11. Include Images in Your Sitemap

You want images in your sitemaps, whether you're adding them to an existing one or creating a new one for them.

Including your images in a sitemap increases the likelihood of search engines crawling and indexing your images. As a result, site traffic increases.

If you're using WordPress, Yoast and RankMath both have a sitemap plugin as does Joomla with RSSEO component.

12. Include Structured Data

Structured data markup your content types to help Google and other search engines deliver more visually appealing results. If you add structured data to your images, Google may serve them as a rich result.

For instance, if you use schema markup on a product page and label an image as a product, Google may associate that image with a price tag. To provide the correct image, search engines bypass the algorithm and rely on the information provided in structured data.

Takeaways on Image Optimization

So, before you begin uploading your image to your site, make sure to perform the above image optimization rituals.

The most important thing is that the image and alternative text are appropriate for the page. Other important takeaways:

  • Select the appropriate file format. PNGs are my preferred format for screenshots.
  • Reduce file size to improve page load speed.
  • Make certain that your on-page SEO elements (metadata, structured data, etc.) complement your image.
  • Create an image sitemap or ensure that your images are featured in your sitemap for crawlability.

Image optimization is no laughing matter. With advancements in voice search technology, media is becoming increasingly important, and the steps outlined above will benefit your entire site.

If you're looking to enhance your website's performance and improve user experience, BizzDesign is your go-to solution for website image optimization. With our cutting-edge tools and expertise in the field, we can assist you in maximizing the potential of your website's visuals.

By optimizing your images, you'll not only accelerate your website's loading speed but also reduce bandwidth usage, making it more accessible to a wider audience. BizzDesign understands the importance of striking a balance between image quality and file size, ensuring that your visuals are visually appealing while maintaining optimal website performance.

Moreover, BizzDesign's image optimization techniques consider various factors such as image format selection, compression algorithms, and responsive design considerations. This comprehensive approach guarantees that your images are tailored to fit different devices and screen sizes, providing a seamless and engaging experience for every visitor.

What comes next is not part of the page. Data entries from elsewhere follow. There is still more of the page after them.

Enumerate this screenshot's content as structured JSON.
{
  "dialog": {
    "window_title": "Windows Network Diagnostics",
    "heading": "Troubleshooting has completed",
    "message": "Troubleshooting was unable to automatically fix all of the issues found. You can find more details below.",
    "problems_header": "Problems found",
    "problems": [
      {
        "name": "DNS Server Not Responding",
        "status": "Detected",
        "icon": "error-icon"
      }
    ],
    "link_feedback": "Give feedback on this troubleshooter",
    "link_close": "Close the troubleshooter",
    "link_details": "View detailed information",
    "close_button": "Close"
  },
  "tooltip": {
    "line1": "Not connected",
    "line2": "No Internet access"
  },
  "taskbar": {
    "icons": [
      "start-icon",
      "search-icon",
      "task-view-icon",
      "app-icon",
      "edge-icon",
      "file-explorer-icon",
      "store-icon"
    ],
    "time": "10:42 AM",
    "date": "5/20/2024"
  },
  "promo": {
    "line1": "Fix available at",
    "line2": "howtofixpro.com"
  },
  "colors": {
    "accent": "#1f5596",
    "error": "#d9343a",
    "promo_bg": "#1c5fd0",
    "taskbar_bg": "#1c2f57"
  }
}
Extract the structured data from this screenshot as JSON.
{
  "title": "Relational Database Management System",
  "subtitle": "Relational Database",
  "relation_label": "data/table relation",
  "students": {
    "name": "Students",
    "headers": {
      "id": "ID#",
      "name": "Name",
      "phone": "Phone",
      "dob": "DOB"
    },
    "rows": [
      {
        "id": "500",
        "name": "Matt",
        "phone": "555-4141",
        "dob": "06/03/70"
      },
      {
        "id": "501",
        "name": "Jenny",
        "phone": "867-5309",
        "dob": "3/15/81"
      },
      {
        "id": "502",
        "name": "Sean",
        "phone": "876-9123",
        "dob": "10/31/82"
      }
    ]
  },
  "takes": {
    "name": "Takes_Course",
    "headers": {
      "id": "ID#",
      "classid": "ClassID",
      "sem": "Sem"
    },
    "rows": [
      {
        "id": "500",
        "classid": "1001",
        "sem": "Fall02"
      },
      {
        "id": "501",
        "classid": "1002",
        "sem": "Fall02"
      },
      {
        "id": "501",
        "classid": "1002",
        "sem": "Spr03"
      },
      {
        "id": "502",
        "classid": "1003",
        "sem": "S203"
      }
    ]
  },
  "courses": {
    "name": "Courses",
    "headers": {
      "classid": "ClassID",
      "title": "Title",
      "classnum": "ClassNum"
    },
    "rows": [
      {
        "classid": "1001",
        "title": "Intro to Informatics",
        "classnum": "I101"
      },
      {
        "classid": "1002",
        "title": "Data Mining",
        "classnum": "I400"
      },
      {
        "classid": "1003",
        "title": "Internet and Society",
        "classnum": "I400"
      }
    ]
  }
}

Whether you're a small business owner, an e-commerce platform, or a content creator, BizzDesign offers tailored solutions to meet your specific needs. By partnering with us, you can unlock the full potential of your website, attract and retain visitors, and ultimately drive conversion rates.

Don't underestimate the power of visually appealing and fast-loading images. With BizzDesign's expertise in website image optimization, you can take your online presence to new heights. Empower your website with captivating visuals and optimized performance – start your journey with BizzDesign today.